TASK INPUT:

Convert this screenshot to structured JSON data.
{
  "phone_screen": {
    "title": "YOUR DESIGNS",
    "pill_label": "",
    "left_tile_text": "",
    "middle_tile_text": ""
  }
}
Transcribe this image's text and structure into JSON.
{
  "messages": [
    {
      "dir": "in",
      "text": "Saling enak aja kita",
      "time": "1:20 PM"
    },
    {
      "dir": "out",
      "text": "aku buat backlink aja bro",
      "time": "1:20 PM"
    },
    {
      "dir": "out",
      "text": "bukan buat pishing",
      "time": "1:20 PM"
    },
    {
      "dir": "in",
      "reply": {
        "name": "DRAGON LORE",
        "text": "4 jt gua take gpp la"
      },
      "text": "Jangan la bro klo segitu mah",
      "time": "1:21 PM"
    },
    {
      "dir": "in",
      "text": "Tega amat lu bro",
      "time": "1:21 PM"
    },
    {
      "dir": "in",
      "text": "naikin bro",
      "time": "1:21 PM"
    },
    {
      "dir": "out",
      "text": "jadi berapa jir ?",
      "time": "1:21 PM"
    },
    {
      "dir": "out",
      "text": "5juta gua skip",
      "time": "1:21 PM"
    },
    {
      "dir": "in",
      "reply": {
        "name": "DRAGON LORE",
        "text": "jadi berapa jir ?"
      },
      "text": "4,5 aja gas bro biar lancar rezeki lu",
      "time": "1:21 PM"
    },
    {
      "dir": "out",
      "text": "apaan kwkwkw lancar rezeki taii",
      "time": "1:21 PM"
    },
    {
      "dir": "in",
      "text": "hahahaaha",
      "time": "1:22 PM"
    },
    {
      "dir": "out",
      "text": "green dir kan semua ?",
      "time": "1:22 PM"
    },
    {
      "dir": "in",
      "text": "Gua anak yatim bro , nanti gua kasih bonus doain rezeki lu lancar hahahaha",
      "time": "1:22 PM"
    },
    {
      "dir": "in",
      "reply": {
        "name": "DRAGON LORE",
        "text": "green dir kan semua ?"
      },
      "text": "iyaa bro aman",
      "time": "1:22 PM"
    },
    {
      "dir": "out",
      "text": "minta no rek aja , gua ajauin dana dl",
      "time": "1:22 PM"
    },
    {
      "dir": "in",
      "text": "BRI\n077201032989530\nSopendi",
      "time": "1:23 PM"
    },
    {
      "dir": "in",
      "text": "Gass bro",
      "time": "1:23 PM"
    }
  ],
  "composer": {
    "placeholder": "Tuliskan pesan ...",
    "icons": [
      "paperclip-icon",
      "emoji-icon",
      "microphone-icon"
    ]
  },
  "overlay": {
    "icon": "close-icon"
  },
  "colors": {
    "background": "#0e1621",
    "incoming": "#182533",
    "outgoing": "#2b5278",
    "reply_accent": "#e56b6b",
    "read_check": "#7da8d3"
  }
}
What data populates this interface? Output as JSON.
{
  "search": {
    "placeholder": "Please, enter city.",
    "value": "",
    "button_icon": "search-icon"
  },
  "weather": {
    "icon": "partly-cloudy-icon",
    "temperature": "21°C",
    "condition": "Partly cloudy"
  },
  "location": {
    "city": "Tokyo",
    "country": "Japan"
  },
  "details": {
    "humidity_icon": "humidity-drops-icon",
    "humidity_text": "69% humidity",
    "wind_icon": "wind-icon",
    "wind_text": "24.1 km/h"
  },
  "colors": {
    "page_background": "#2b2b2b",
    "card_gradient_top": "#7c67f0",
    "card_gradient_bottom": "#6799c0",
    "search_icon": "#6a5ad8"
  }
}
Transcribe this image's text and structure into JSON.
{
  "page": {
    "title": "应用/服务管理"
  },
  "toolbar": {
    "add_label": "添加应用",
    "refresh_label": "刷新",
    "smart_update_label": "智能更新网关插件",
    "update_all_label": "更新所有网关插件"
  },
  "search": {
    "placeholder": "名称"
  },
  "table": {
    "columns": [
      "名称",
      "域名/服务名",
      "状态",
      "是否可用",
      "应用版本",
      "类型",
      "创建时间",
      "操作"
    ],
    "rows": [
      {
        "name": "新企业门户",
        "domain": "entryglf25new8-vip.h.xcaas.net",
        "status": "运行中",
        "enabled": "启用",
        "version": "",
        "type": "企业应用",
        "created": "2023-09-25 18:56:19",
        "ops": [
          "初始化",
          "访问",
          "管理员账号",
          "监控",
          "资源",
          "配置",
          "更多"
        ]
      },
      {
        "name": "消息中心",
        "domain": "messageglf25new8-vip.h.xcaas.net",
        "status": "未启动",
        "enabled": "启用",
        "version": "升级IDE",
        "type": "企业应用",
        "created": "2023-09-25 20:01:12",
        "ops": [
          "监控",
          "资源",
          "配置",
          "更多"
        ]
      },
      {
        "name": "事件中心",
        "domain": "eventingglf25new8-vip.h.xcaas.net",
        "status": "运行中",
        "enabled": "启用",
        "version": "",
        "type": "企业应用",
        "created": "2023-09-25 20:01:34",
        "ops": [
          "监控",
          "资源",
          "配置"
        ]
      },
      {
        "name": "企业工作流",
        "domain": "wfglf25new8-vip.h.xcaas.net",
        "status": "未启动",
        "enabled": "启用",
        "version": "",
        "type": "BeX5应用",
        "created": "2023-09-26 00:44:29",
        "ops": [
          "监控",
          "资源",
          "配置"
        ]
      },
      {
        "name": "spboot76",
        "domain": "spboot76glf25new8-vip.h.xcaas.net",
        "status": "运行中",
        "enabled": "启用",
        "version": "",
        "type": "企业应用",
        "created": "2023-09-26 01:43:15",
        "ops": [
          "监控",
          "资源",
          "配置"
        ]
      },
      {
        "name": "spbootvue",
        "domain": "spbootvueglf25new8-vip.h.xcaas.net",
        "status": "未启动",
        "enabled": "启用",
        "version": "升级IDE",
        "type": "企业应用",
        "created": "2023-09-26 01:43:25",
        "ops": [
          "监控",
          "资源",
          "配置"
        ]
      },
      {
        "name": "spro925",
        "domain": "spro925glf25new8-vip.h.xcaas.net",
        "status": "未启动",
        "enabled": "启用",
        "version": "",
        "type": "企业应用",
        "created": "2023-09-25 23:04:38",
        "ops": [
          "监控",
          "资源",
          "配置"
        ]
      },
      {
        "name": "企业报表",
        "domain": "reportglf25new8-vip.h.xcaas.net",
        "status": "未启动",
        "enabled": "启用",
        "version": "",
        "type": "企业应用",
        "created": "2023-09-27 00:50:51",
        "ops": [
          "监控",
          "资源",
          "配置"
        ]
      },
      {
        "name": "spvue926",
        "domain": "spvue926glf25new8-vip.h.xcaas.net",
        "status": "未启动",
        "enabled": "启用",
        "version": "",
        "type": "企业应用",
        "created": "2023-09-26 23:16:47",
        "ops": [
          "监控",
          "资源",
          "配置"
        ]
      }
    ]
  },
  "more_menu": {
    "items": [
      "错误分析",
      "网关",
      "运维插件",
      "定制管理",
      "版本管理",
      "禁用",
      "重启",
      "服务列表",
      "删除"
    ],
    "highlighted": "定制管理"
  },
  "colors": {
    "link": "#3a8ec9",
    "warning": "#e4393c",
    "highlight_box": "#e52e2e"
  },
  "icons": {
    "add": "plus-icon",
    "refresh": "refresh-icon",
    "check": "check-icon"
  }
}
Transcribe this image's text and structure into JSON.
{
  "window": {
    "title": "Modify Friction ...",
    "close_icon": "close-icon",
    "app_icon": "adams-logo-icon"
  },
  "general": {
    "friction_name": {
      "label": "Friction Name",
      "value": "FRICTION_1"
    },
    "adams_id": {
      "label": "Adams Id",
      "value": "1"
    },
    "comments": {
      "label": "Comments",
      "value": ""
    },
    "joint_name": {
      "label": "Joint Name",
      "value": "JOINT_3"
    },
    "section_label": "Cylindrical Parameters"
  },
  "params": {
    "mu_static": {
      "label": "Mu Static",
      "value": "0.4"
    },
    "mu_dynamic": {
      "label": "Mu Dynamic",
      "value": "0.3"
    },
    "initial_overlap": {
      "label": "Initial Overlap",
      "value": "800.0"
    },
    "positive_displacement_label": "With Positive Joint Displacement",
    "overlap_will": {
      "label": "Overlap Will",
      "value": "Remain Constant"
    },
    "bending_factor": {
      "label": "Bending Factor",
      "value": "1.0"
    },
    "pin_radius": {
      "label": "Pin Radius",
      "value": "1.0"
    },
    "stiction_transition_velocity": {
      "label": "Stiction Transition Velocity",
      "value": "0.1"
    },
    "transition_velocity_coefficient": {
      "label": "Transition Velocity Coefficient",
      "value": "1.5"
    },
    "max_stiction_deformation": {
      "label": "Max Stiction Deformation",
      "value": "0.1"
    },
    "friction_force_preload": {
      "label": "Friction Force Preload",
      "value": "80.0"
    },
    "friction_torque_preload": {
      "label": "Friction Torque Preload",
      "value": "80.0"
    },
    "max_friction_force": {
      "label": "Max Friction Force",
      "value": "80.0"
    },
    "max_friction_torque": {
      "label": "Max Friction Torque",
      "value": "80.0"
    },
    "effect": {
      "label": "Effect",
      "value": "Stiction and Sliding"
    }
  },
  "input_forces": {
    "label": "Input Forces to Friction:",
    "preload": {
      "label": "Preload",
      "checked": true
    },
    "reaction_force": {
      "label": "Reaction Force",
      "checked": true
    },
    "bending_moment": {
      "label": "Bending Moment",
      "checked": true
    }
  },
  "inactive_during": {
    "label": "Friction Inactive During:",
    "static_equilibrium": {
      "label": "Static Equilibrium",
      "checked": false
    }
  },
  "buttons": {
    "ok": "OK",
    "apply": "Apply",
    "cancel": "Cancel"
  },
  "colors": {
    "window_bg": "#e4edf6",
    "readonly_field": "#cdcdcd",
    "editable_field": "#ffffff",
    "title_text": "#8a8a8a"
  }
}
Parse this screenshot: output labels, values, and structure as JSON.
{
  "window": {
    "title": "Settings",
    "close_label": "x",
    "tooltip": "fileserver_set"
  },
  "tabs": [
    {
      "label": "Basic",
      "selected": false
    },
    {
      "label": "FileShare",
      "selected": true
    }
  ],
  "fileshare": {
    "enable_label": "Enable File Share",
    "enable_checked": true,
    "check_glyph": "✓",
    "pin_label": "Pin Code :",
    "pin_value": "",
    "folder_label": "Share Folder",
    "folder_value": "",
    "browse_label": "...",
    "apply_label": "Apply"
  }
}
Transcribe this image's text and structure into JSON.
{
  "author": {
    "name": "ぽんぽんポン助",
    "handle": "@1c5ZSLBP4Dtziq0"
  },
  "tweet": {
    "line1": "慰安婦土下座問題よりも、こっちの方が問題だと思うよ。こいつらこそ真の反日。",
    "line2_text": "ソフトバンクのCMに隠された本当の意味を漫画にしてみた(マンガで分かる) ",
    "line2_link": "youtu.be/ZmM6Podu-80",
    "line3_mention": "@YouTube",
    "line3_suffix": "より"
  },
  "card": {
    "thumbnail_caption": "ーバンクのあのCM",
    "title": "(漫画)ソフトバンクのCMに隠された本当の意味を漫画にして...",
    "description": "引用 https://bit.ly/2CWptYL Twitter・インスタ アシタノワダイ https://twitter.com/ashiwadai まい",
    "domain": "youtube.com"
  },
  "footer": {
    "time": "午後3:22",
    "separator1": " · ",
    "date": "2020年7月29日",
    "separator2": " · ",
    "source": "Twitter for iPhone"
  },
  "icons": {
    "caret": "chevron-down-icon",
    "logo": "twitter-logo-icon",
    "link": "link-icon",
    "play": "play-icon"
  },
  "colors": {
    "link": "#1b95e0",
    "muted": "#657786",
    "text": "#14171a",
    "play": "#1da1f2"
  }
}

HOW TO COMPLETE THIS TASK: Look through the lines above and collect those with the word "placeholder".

EXERCISE RESPONSE:
    "placeholder": "Tuliskan pesan ...",
    "placeholder": "Please, enter city.",
    "placeholder": "名称"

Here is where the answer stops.